You are here

Articles: Asset & Investments

Institutions should invest as much effort in “getting to their data” as they do in choosing and installing a business intelligence tool, says Daryl Orts, vice president of engineering technologies at Noetix.

“Good data models are essential, whether you’re doing real-time operational reporting, building a data warehouse, or both,” Orts relates.

Have you noticed colleagues on campus talking more about business intelligence lately? Considering how much these tools have evolved recently, it wouldn’t be surprising.

Henry Ford brought efficiency to the forefront of American business with his assembly line, which introduced automobiles to the masses. “The man who will use his skill and constructive imagination to see how much he can give for a dollar, instead of how little he can give for a dollar, is bound to succeed,” he once said. This same mentality has allowed this fall’s Models of Efficiency honorees to improve services provided by their departments, all without spending a fortune—and often while saving a bundle.

Student Loan Default Rates on the Rise

New figures released last month by the U.S. Department of Education show a sharp increase in the rate at which student loan borrowers are defaulting at colleges and universities across the country. According to the report, “two-year cohort default rates” show that 8.8 percent of student loan borrowers who entered repayment in 2009 had defaulted by the end of 2010, up from 7 percent over 2008.

Navigating through the numerous obstacles of a property insurance claim can be a daunting task, especially in an environment as complex and regulated as a college or university campus. Being aware of common obstacles as well as those unique to higher education, and having a claims management plan in place from the onset, will lead to a faster and more comprehensive recovery.

There has been a rash of major embezzlement cases cropping up like a pox at institutions of higher learning all around the country. While employee theft occurs daily at all types of organizations, we have tracked a disproportionate number of significant misappropriations at U.S. colleges and universities. The damage, while significant, is not only financial. Institutional reputation, alumni relations, endowment growth, employee productivity, and even enrollment, can all be negatively affected by a major defalcation.

You can’t just toss an old computer into the corner trash can when it has outlived its usefulness.

Because of the environmental issues involved, special care must be taken in disposing of such equipment.

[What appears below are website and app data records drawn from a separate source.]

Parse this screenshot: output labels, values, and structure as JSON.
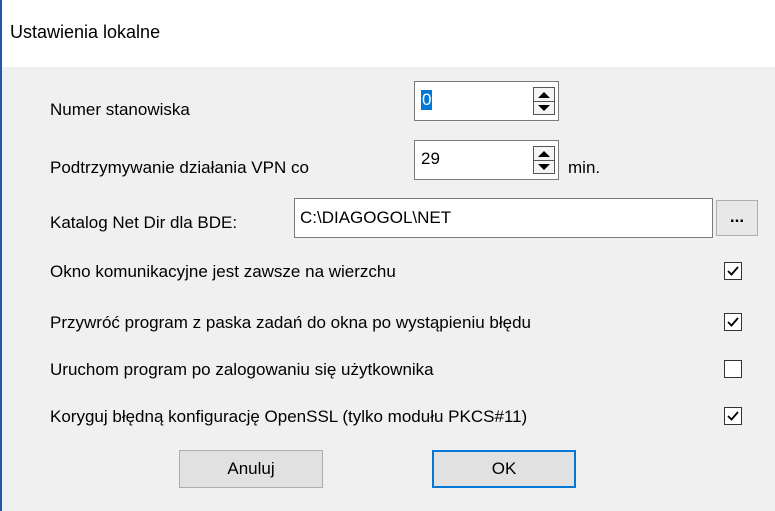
{
  "window": {
    "title": "Ustawienia lokalne"
  },
  "fields": {
    "station_label": "Numer stanowiska",
    "station_value": "0",
    "vpn_label": "Podtrzymywanie działania VPN co",
    "vpn_value": "29",
    "vpn_unit": "min.",
    "netdir_label": "Katalog Net Dir dla BDE:",
    "netdir_value": "C:\\DIAGOGOL\\NET",
    "browse_label": "..."
  },
  "options": [
    {
      "label": "Okno komunikacyjne jest zawsze na wierzchu",
      "checked": true
    },
    {
      "label": "Przywróć program z paska zadań do okna po wystąpieniu błędu",
      "checked": true
    },
    {
      "label": "Uruchom program po zalogowaniu się użytkownika",
      "checked": false
    },
    {
      "label": "Koryguj błędną konfigurację OpenSSL (tylko modułu PKCS#11)",
      "checked": true
    }
  ],
  "buttons": {
    "cancel": "Anuluj",
    "ok": "OK"
  }
}
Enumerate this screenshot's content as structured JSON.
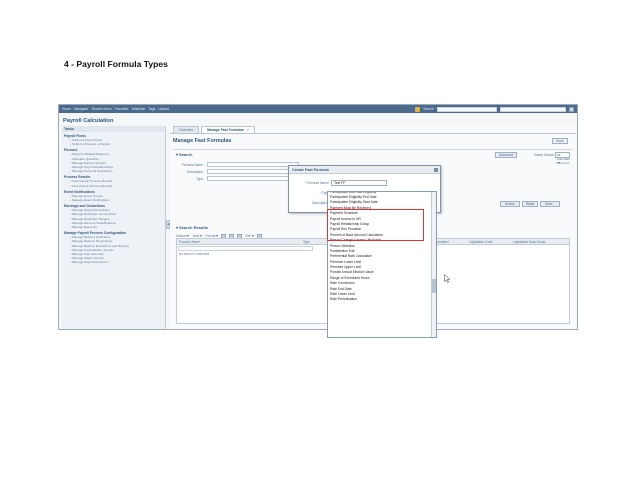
{
  "doc": {
    "heading": "4 - Payroll Formula Types"
  },
  "topbar": {
    "items": [
      "Home",
      "Navigator",
      "Recent Items",
      "Favorites",
      "Watchlist",
      "Tags",
      "Upload"
    ],
    "search_label": "Search"
  },
  "app": {
    "title": "Payroll Calculation"
  },
  "tasks": {
    "header": "Tasks",
    "groups": [
      {
        "title": "Payroll Flows",
        "items": [
          "Submit a Payroll Flow",
          "Submit a Process or Report"
        ]
      },
      {
        "title": "Persons",
        "items": [
          "Payroll Individual Balances",
          "Calculate QuickPay",
          "Manage Element Entries",
          "Manage Payroll Relationships",
          "Manage Personal Deductions"
        ]
      },
      {
        "title": "Process Results",
        "items": [
          "View Payroll Process Results",
          "View Person Process Results"
        ]
      },
      {
        "title": "Event Notifications",
        "items": [
          "Manage Event Groups",
          "Manage Event Notifications"
        ]
      },
      {
        "title": "Earnings and Deductions",
        "items": [
          "Manage Payroll Deductions",
          "Manage Deduction Group Rules",
          "Manage Deduction Ranges",
          "Manage Element Classifications",
          "Manage Elements"
        ]
      },
      {
        "title": "Manage Payroll Process Configuration",
        "items": [
          "Manage Balance Definitions",
          "Manage Balance Dimensions",
          "Manage Balance Exceptions and Reports",
          "Manage Consolidation Groups",
          "Manage Fast Formulas",
          "Manage Object Groups",
          "Manage Payroll Definitions"
        ]
      }
    ]
  },
  "main": {
    "tabs": [
      {
        "label": "Overview"
      },
      {
        "label": "Manage Fast Formulas"
      }
    ],
    "page_title": "Manage Fast Formulas",
    "done_label": "Done",
    "search": {
      "title": "Search",
      "advanced_label": "Advanced",
      "saved_search_label": "Saved Search",
      "saved_search_value": "All Formulas",
      "required_note": "* Required",
      "fields": [
        {
          "label": "Formula Name"
        },
        {
          "label": "Description"
        },
        {
          "label": "Type"
        }
      ],
      "buttons": [
        "Search",
        "Reset",
        "Save..."
      ]
    },
    "results": {
      "title": "Search Results",
      "toolbar": [
        "Actions",
        "View",
        "Format",
        "Edit"
      ],
      "columns": [
        "Formula Name",
        "Type",
        "Compiled",
        "Legislative Code",
        "Legislative Data Group"
      ],
      "empty_text": "No search conducted."
    }
  },
  "modal": {
    "title": "Create Fast Formula",
    "formula_name_label": "* Formula Name",
    "formula_name_value": "Test FF",
    "type_label": "* Type",
    "description_label": "Description"
  },
  "dropdown": {
    "options": [
      "Participation and Rate Eligibility",
      "Participation Eligibility End Date",
      "Participation Eligibility Start Date",
      "Payment Must Be Received",
      "Payment Schedule",
      "Payroll Access to HR",
      "Payroll Relationship Group",
      "Payroll Run Proration",
      "Percent of Base Amount Calculation",
      "Person Change Causes Life Event",
      "Person Selection",
      "Postelection Edit",
      "Preferential Rate Calculation",
      "Premium Lower Limit",
      "Premium Upper Limit",
      "Prorate Annual Election Value",
      "Range of Scheduled Hours",
      "Rate Conversion",
      "Rate End Date",
      "Rate Lower Limit",
      "Rate Periodization"
    ]
  }
}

Often, that involves paying for proper disposal. If you do choose to trash aging PCs in a Dumpster, you need to wipe any sensitive data from each one’s hard drive for security and privacy reasons.

Doing more with less is the new normal in higher education. And as college and university administrators work to increase efficiencies, the areas of planning and assessment have grown in importance as strategic tools to manage resources.

Thomas Edison, America's most prolific inventor, once explained his passion for innovation by saying, "There's always a better way." That's the spirit, if not the directive, for the campus departments profiled in the first round of 2011 Models of Efficiency honorees. When it comes to finding ways to streamline business processes or save time and money, the stories you'll read on the following pages will, we hope, inspire you and your department to look for your own ways to better serve constituents.

It wasn't long ago that the longstanding relationship between town and gown in both Pittsburgh and Providence absorbed a shock, as city officials rolled out plans to tax local colleges and universities.

In 2009, the mayor of Pittsburgh proposed a 1 percent tax on tuitions at the city's 11 higher education institutions to shore up the pension fund for city employees. The mayor in Providence, meanwhile, sought legislation to reduce a $17 million budget deficit with a levy of $150 a semester for each student at Brown University, Johnson and Wales University, and Providence College.

As 2010 comes to a close, campus officials still have concerns about economic realities, but as many in higher education have learned firsthand, a department doesn't need an overabundance of budget dollars and staff members to operate effectively. In fact, tighter budgets bring on creative problem solving, and it's entirely possible to save time and money while raising service to a higher level.

Gov. Mitch Daniels recently implored Indiana's public college trustees to maximize efficiencies and cut administrative costs. Instead of coming to the "Statehouse asking for more money," as he stated, trustees should "stay back at the school and find ways to be more efficient with those dollars." As the president of Indiana's largest public college, I applaud the Governor for acknowledging how critical it is to manage costs as our state faces serious budget challenges. And we all have put some recent efforts in place, under the guidance of our trustees, to cut spending.

Educating students to "think critically, reason wisely, and act humanely" is solidly at the core of what we do in higher education. Sometimes it seems, though, that what's at the periphery—including retail, real estate, and public facilities— demands an inordinate amount of our time and energy. In audits and reports, letters to alumni, and press releases, we lump those responsibilities together under "auxiliary enterprises." The diversity and range of what these may be, however, defies categorization.

It is easy to communicate with constituents when you are talking about enrollment growth, a large financial gift, faculty accomplishments and new building projects. But what about when the going gets rough? What then? How do you share bad news with individuals, both internal and external, who are vested in your institution?